infection-wasteCUTTACK: Despite strict directions of the Orissa High Court for proper implementation of the Biomedical Waste (Management and Handling) Rules 1998, little has changed in the scene at the medical colleges and hospitals of the State.

Infectious waste, body parts and sharp discards continue to be mixed with general waste and disposed of in the open even as biomedical waste units have been established and measures taken for segregation at the points of origin. What is more appalling is that sharp objects like needles, syringes, blades and even plastic discards are being blatantly collected from the disposal points and most possibly making way to the illicit recycling units and thereby creating hazardous consequences. These have been brought to the fore in an inspection report submitted to the High Court by its appointed counsel PR Das.

Das in September had been asked by the Court in course of hearing on a PIL filed by city-based Maitree Sansad to enquire into the status of biomedical waste disposal system in the SCB Medical College and Hospital here and later on included MKCG Medical College and Hospital in Berhampur.

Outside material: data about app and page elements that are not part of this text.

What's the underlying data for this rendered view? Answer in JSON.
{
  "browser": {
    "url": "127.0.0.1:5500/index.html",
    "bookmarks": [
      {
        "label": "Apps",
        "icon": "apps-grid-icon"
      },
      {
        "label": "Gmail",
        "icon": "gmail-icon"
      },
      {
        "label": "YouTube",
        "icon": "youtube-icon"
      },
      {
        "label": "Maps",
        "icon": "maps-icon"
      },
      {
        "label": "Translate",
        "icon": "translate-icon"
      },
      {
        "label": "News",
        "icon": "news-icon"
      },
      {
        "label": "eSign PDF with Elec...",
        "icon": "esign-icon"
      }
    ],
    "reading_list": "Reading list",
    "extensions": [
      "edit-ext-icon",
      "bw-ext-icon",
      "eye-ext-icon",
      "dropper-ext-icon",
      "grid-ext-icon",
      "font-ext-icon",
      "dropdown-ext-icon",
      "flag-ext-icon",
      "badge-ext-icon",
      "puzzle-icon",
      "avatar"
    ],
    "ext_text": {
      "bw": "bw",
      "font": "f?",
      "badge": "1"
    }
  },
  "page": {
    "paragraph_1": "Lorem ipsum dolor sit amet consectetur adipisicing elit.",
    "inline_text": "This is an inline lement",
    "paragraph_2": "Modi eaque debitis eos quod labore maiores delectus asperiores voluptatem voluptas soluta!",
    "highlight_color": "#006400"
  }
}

On completion of the inspection, Das noted that biomedical waste disposal infrastructure was available at the SCB Medical College and Hospital.

Prescribed colour bins were kept at all wards and facilities for segregation of waste as per classifications were there. Doctors, nurses and other paramedical staff including attenders were aware of the rules. Still, the waste were not segregated and disposed of properly. Across all major departments from medicine, surgery, neurosurgery, gynecology, orthopaedics, infectious diseases, casualty and even OPD waste were mixed.

Injections, IV fluid bottles, catheters, saline attachments were found dumped in the open at the Municipality yard near the incinerator site of the hospital. Infectious waste like blood stained bandages, plasters and dressing material were found in the open near Gynecology ward. The agencies to which the biomedical waste handling and treatment work has been outsourced have utterly failed in their duties, Das pointed out in his report.

At MKCG, the situation was worse with no semblance of a biomedical waste disposal system in force, he added.

The bench comprising Justice L Mohapatra and Justice I Mohanty have taken a stern view on the state of affairs and directed personal appearance of the superintendents of the three medical colleges in the State on December 18.